And now thanks to his supervisor he has caught the attention of RefrigiWear, the largest manufacturer of cold environment garments, like insulated clothing and boots, gloves, in the United States.
Stanaland is the recipient of the 2011 RefrigiWear Lifetime Achievement Award. He was awarded a plaque and a custom jacket during a ceremony this month.
"It's not a real thankful job, kinda low profile and kept under the radar and everything. Our vice president about 10 years ago came up with this award, customers just love it and it's great for the warehouse people," said Frank Casteel, Regional Sales Director for RefrigiWear, Inc.
"Jimmy has been a stellar employee of the company, partner for 39 years. He's an employee and partner we should all aspire to do, be regardless of our job or profession. Jimmy has been a real trooper with the company. I've worked with him for the past 22 years and we need more folks like Jimmy," said Burton.
Stanaland says after almost four decides he still is not used to working in the cold. "No, (shakes head) you never get used to working in the cold, you have to like it, not everybody can do it. I don't think I couldn't work in the heat."
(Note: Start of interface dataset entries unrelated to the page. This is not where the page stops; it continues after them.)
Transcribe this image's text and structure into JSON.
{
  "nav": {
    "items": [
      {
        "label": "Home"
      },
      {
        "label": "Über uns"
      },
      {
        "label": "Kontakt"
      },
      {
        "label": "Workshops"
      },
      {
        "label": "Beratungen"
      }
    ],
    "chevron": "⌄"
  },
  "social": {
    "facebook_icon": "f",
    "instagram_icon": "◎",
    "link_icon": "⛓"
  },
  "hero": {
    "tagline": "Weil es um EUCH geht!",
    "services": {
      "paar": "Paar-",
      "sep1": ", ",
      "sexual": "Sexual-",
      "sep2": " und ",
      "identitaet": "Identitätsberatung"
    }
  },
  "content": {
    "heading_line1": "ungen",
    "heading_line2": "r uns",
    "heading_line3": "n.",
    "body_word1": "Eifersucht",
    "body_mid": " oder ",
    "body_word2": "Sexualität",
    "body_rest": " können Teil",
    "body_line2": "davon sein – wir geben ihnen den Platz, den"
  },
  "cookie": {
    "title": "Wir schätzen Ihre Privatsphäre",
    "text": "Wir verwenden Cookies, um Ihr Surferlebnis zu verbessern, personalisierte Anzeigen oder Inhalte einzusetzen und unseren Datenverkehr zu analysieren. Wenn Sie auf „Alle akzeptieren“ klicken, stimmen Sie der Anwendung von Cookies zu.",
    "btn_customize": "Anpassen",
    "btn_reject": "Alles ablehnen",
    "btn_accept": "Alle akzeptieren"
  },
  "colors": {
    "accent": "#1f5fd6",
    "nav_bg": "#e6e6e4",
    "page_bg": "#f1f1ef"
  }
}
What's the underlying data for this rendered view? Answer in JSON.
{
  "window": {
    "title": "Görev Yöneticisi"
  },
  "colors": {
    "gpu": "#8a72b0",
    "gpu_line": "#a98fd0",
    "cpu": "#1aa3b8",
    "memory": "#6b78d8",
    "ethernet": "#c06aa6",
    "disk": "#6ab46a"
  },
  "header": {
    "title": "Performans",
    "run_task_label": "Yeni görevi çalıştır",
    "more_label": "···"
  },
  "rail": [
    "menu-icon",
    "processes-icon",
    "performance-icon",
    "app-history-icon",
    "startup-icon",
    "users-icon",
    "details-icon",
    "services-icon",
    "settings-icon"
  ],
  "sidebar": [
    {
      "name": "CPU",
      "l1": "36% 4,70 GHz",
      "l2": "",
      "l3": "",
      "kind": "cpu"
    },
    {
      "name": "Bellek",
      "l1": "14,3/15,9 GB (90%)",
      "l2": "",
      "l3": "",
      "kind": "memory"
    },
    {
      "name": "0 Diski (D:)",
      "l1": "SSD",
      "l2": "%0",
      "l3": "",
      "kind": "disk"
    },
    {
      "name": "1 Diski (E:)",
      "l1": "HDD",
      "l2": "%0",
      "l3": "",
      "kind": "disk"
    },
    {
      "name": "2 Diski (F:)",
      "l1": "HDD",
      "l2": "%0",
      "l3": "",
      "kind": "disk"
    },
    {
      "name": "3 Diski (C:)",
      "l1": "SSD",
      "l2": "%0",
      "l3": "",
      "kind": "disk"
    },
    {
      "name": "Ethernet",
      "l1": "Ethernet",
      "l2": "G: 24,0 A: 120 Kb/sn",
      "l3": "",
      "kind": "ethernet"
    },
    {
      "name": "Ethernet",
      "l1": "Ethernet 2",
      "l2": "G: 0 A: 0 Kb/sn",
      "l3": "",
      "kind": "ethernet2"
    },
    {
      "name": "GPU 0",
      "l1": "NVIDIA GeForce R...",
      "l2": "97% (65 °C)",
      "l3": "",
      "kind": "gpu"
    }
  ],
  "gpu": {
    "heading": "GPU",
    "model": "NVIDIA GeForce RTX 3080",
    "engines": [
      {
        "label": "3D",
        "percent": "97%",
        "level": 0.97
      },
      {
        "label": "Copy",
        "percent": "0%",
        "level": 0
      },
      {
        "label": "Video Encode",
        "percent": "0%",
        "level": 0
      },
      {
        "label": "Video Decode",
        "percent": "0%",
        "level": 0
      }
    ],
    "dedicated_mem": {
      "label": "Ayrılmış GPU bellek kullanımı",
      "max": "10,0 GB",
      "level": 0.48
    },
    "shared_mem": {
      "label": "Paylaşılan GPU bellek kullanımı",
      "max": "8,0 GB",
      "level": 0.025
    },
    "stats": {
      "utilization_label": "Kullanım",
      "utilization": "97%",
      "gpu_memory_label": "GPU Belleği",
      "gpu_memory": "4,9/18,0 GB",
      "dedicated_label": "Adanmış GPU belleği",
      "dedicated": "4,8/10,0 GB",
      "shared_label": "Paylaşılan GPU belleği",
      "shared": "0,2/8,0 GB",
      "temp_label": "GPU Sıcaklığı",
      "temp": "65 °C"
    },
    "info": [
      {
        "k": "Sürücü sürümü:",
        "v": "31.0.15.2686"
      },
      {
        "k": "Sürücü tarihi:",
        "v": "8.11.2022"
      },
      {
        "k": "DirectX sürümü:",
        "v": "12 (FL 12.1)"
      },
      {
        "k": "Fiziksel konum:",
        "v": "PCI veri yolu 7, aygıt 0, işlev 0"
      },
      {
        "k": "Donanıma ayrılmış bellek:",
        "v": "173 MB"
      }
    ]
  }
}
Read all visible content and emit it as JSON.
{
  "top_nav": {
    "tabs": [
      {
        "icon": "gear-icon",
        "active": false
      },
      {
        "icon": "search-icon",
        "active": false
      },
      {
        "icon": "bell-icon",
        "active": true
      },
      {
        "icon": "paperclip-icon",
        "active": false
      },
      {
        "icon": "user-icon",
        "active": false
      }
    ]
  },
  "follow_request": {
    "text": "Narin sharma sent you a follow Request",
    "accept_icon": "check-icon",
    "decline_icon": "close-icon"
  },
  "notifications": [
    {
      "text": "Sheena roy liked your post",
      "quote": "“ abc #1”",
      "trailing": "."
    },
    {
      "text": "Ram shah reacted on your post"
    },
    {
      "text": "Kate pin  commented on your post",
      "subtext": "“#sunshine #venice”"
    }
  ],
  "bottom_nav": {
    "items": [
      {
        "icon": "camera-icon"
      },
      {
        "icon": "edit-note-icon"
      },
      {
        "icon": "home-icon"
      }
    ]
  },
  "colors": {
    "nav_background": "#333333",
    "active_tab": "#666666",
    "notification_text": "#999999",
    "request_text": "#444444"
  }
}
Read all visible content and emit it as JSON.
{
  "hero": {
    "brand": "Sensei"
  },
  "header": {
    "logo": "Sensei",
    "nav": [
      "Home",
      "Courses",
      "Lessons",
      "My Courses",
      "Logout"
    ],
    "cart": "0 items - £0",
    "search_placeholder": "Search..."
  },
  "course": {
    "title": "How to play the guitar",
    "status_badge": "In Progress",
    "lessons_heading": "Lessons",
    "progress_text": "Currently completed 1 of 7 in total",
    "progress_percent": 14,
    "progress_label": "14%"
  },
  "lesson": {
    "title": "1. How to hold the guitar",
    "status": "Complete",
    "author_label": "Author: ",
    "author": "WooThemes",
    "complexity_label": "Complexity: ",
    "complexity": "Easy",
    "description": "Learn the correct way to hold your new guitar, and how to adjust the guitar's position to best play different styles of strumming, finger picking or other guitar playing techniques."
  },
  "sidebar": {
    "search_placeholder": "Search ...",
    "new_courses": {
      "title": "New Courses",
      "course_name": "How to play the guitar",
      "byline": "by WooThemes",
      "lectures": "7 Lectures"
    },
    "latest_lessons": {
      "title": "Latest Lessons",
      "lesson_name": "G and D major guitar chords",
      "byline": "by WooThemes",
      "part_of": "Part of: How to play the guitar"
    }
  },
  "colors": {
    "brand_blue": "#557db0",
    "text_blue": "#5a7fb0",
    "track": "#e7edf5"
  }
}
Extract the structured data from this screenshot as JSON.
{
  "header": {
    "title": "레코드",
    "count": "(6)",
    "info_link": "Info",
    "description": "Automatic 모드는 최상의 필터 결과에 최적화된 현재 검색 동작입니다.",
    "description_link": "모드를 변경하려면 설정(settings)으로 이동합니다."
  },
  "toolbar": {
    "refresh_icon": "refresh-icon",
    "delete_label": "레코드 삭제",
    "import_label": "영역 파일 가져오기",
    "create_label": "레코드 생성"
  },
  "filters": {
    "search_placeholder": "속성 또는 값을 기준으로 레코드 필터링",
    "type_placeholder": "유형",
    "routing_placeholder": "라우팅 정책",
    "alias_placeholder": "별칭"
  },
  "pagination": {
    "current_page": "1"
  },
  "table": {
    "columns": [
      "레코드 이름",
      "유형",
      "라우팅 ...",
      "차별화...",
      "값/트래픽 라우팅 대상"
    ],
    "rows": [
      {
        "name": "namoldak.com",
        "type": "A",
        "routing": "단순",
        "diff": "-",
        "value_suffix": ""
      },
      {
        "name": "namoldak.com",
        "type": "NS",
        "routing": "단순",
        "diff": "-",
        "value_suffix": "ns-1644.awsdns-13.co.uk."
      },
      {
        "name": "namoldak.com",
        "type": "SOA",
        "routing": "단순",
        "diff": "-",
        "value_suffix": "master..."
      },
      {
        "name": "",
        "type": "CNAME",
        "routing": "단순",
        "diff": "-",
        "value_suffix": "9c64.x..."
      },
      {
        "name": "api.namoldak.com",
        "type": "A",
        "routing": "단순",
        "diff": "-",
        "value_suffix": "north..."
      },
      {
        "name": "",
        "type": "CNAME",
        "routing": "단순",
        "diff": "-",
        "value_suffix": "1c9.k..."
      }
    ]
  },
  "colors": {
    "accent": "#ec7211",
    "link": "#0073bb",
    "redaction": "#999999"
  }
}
Stanaland says the best part of his job is the family atmosphere. And, yes, if he gets too cold he takes a break to warm up.